[Data records for software interfaces]
===

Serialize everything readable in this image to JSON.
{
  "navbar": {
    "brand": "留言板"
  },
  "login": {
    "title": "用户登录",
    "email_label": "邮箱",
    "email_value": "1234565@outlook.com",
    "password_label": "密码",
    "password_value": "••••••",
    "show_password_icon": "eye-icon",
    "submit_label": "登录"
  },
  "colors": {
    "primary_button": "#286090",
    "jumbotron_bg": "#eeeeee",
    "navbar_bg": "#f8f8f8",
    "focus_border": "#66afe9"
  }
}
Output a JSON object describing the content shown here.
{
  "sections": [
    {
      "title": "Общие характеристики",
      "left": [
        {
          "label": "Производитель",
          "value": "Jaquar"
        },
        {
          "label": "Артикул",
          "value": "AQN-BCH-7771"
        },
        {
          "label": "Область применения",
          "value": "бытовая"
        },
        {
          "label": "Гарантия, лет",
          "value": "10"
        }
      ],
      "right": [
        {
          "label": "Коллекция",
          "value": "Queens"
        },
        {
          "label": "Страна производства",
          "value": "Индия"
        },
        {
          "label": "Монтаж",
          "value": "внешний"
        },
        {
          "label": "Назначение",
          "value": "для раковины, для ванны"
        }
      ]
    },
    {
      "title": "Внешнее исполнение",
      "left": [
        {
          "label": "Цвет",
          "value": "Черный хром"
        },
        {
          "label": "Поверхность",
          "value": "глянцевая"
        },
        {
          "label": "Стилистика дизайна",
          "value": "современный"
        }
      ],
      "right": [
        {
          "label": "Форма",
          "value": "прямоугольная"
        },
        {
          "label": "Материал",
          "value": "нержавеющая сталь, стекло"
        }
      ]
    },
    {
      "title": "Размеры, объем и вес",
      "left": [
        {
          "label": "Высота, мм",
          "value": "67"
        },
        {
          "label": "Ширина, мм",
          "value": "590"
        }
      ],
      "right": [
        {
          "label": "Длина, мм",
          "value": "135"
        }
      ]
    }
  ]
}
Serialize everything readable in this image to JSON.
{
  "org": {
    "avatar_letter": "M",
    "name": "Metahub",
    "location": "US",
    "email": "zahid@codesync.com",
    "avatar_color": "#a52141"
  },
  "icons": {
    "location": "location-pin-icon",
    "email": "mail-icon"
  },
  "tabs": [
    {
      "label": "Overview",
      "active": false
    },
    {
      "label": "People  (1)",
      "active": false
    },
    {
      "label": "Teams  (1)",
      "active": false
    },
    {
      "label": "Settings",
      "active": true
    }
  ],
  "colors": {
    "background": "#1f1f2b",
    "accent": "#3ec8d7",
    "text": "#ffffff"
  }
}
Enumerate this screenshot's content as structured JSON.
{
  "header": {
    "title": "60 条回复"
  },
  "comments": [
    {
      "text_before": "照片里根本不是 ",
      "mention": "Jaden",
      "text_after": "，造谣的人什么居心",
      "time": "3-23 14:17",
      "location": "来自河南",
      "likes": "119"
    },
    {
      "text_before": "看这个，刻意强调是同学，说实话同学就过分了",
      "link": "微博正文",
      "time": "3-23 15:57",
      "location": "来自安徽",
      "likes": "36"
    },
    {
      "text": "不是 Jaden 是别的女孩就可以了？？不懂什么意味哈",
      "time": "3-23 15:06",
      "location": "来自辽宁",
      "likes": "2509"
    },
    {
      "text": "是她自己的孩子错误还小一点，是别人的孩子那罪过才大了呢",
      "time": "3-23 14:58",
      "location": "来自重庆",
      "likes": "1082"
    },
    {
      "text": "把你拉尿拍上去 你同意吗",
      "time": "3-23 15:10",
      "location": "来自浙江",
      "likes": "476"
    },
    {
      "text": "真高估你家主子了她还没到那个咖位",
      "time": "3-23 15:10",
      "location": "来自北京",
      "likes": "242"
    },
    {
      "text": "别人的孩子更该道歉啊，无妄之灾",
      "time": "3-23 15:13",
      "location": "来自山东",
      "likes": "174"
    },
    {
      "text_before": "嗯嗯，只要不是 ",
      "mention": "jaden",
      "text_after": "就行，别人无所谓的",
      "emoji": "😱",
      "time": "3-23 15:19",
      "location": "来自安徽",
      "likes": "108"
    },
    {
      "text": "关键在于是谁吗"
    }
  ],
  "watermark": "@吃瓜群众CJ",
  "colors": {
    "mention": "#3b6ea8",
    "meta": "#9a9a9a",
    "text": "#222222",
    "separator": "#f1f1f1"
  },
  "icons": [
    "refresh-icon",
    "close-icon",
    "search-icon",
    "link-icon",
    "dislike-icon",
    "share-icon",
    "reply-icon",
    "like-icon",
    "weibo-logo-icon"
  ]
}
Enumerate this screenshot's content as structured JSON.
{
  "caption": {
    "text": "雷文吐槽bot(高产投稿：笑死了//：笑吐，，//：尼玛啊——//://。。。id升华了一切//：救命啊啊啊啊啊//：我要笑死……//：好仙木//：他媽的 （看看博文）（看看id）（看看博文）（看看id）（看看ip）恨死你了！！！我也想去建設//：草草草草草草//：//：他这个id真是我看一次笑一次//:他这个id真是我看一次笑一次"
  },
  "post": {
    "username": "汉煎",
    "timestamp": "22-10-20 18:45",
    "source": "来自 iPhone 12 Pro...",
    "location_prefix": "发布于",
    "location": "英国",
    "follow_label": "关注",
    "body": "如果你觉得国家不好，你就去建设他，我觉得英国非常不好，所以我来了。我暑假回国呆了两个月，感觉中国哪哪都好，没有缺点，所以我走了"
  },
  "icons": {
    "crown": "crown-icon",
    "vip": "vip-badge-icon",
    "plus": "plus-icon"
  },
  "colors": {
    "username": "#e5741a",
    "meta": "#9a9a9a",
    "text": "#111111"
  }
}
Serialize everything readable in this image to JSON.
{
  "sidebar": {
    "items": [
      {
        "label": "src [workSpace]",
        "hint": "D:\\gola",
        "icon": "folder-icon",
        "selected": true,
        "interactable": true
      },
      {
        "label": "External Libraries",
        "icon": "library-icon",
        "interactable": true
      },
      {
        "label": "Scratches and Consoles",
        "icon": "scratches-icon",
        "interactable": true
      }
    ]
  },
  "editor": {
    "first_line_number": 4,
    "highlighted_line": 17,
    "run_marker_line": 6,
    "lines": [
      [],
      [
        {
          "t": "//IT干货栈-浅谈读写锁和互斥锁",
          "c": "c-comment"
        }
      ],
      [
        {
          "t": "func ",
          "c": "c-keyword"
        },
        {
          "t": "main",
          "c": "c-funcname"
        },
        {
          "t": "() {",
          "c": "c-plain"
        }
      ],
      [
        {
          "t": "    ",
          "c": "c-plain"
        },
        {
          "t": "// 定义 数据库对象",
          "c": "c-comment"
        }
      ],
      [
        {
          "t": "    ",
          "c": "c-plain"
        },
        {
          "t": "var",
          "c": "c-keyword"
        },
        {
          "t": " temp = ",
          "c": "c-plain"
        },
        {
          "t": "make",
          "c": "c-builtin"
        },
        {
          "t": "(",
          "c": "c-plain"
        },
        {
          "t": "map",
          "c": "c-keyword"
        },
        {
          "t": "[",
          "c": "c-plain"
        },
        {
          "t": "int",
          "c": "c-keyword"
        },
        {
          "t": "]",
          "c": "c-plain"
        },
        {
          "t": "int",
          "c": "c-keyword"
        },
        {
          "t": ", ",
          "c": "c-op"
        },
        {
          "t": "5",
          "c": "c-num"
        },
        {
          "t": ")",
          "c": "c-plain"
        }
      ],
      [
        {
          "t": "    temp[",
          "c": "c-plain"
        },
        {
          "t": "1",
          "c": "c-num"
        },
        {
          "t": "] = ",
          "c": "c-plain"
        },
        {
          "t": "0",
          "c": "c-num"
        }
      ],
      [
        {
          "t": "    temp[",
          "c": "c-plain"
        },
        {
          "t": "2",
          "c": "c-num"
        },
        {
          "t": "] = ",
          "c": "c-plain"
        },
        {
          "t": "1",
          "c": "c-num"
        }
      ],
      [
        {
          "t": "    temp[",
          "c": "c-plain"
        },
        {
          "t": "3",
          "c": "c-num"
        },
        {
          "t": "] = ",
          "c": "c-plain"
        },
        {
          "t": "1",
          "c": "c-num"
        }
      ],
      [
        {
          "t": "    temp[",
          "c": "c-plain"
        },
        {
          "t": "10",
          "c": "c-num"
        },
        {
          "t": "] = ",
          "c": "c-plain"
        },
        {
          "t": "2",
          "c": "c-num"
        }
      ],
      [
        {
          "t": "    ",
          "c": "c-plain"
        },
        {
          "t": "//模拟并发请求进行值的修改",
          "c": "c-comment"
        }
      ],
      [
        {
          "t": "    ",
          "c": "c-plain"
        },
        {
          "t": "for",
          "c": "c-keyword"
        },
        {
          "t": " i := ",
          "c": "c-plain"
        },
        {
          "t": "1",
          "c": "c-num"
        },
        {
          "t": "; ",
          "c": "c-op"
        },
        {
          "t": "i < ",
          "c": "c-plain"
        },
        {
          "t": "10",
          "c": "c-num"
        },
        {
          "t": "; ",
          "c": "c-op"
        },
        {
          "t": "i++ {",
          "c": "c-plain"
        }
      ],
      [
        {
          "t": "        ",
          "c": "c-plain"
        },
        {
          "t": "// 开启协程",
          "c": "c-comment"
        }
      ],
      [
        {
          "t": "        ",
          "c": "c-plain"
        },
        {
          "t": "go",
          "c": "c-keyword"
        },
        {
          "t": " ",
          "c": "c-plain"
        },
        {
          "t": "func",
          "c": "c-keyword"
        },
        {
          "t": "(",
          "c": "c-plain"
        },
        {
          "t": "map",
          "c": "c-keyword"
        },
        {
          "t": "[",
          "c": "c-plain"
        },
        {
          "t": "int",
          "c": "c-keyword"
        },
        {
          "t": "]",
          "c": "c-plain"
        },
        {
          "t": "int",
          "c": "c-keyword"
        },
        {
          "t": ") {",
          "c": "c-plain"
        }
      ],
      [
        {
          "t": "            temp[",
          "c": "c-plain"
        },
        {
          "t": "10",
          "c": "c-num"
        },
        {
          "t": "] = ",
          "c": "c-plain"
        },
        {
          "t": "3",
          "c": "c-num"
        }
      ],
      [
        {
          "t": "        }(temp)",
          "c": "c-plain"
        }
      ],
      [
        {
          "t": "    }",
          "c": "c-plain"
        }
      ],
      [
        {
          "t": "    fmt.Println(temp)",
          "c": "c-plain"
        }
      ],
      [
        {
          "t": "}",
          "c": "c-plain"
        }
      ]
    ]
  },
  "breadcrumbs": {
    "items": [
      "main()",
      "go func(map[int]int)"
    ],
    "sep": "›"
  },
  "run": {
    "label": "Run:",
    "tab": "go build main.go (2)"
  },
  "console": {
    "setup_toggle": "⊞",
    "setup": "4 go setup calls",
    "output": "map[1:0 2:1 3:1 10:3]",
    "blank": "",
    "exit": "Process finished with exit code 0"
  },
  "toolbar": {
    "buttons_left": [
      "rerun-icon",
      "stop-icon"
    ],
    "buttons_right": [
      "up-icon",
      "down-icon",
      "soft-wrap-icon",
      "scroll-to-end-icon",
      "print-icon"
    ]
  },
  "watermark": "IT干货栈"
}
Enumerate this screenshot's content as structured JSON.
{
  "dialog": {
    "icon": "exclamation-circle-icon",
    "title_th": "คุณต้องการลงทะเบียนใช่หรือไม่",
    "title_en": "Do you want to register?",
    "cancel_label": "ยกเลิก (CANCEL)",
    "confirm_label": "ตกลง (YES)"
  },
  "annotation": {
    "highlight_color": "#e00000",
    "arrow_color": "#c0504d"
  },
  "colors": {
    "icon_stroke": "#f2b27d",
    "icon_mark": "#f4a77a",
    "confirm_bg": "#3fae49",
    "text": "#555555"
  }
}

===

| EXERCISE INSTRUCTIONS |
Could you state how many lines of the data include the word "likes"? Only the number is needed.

| ANSWER SECTION |
8